[Dataset rows for apps and sites]
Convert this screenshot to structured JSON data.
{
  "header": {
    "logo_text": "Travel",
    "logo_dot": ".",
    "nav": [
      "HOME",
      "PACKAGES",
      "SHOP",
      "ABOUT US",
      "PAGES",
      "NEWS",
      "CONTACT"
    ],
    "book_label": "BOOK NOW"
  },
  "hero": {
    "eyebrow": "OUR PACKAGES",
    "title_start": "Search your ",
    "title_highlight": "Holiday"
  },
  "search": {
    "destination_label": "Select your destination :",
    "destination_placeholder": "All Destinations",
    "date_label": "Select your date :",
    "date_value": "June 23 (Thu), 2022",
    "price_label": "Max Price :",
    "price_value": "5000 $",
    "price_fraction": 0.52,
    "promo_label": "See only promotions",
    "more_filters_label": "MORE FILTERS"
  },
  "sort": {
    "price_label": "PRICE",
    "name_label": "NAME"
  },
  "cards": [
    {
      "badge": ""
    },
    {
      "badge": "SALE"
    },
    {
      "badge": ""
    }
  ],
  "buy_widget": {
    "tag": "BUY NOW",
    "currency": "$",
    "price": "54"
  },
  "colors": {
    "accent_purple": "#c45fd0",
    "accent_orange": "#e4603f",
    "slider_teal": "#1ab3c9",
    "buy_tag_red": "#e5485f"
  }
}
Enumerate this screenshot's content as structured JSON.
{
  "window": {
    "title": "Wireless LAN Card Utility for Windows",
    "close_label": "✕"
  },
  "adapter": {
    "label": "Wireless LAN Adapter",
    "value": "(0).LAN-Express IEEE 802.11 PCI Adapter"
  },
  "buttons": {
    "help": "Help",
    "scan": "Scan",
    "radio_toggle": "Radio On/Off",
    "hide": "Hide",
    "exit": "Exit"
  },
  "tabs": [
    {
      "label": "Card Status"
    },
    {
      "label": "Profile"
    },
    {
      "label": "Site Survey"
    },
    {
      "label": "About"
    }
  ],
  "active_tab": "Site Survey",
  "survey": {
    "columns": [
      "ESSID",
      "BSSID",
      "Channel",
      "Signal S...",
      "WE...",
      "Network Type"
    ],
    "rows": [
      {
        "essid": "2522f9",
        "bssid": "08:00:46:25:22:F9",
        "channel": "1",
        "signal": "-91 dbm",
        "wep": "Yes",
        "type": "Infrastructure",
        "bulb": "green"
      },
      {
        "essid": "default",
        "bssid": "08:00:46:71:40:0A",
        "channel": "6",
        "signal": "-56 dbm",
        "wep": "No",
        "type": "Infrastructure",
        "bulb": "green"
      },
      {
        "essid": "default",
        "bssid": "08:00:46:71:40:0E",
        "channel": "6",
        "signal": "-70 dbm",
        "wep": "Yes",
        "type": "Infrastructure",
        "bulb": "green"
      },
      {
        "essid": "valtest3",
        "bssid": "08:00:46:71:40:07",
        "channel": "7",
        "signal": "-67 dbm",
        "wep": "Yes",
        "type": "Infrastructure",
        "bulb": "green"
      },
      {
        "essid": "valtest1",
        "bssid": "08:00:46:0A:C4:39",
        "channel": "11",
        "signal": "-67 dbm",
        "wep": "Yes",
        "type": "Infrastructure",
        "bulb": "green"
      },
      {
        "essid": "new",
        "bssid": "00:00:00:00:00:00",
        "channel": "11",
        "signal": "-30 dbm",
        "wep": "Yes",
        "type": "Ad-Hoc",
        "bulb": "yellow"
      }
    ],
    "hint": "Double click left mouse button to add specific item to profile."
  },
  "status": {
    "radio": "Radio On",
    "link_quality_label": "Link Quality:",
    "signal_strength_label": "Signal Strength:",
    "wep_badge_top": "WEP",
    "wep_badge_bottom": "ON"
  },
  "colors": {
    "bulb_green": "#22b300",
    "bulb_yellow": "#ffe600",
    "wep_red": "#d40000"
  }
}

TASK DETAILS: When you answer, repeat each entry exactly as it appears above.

ANSWER BELOW:
Convert this screenshot to structured JSON data.
{
  "header": {
    "logo_text": "Travel",
    "logo_dot": ".",
    "nav": [
      "HOME",
      "PACKAGES",
      "SHOP",
      "ABOUT US",
      "PAGES",
      "NEWS",
      "CONTACT"
    ],
    "book_label": "BOOK NOW"
  },
  "hero": {
    "eyebrow": "OUR PACKAGES",
    "title_start": "Search your ",
    "title_highlight": "Holiday"
  },
  "search": {
    "destination_label": "Select your destination :",
    "destination_placeholder": "All Destinations",
    "date_label": "Select your date :",
    "date_value": "June 23 (Thu), 2022",
    "price_label": "Max Price :",
    "price_value": "5000 $",
    "price_fraction": 0.52,
    "promo_label": "See only promotions",
    "more_filters_label": "MORE FILTERS"
  },
  "sort": {
    "price_label": "PRICE",
    "name_label": "NAME"
  },
  "cards": [
    {
      "badge": ""
    },
    {
      "badge": "SALE"
    },
    {
      "badge": ""
    }
  ],
  "buy_widget": {
    "tag": "BUY NOW",
    "currency": "$",
    "price": "54"
  },
  "colors": {
    "accent_purple": "#c45fd0",
    "accent_orange": "#e4603f",
    "slider_teal": "#1ab3c9",
    "buy_tag_red": "#e5485f"
  }
}
Enumerate this screenshot's content as structured JSON.
{
  "window": {
    "title": "Wireless LAN Card Utility for Windows",
    "close_label": "✕"
  },
  "adapter": {
    "label": "Wireless LAN Adapter",
    "value": "(0).LAN-Express IEEE 802.11 PCI Adapter"
  },
  "buttons": {
    "help": "Help",
    "scan": "Scan",
    "radio_toggle": "Radio On/Off",
    "hide": "Hide",
    "exit": "Exit"
  },
  "tabs": [
    {
      "label": "Card Status"
    },
    {
      "label": "Profile"
    },
    {
      "label": "Site Survey"
    },
    {
      "label": "About"
    }
  ],
  "active_tab": "Site Survey",
  "survey": {
    "columns": [
      "ESSID",
      "BSSID",
      "Channel",
      "Signal S...",
      "WE...",
      "Network Type"
    ],
    "rows": [
      {
        "essid": "2522f9",
        "bssid": "08:00:46:25:22:F9",
        "channel": "1",
        "signal": "-91 dbm",
        "wep": "Yes",
        "type": "Infrastructure",
        "bulb": "green"
      },
      {
        "essid": "default",
        "bssid": "08:00:46:71:40:0A",
        "channel": "6",
        "signal": "-56 dbm",
        "wep": "No",
        "type": "Infrastructure",
        "bulb": "green"
      },
      {
        "essid": "default",
        "bssid": "08:00:46:71:40:0E",
        "channel": "6",
        "signal": "-70 dbm",
        "wep": "Yes",
        "type": "Infrastructure",
        "bulb": "green"
      },
      {
        "essid": "valtest3",
        "bssid": "08:00:46:71:40:07",
        "channel": "7",
        "signal": "-67 dbm",
        "wep": "Yes",
        "type": "Infrastructure",
        "bulb": "green"
      },
      {
        "essid": "valtest1",
        "bssid": "08:00:46:0A:C4:39",
        "channel": "11",
        "signal": "-67 dbm",
        "wep": "Yes",
        "type": "Infrastructure",
        "bulb": "green"
      },
      {
        "essid": "new",
        "bssid": "00:00:00:00:00:00",
        "channel": "11",
        "signal": "-30 dbm",
        "wep": "Yes",
        "type": "Ad-Hoc",
        "bulb": "yellow"
      }
    ],
    "hint": "Double click left mouse button to add specific item to profile."
  },
  "status": {
    "radio": "Radio On",
    "link_quality_label": "Link Quality:",
    "signal_strength_label": "Signal Strength:",
    "wep_badge_top": "WEP",
    "wep_badge_bottom": "ON"
  },
  "colors": {
    "bulb_green": "#22b300",
    "bulb_yellow": "#ffe600",
    "wep_red": "#d40000"
  }
}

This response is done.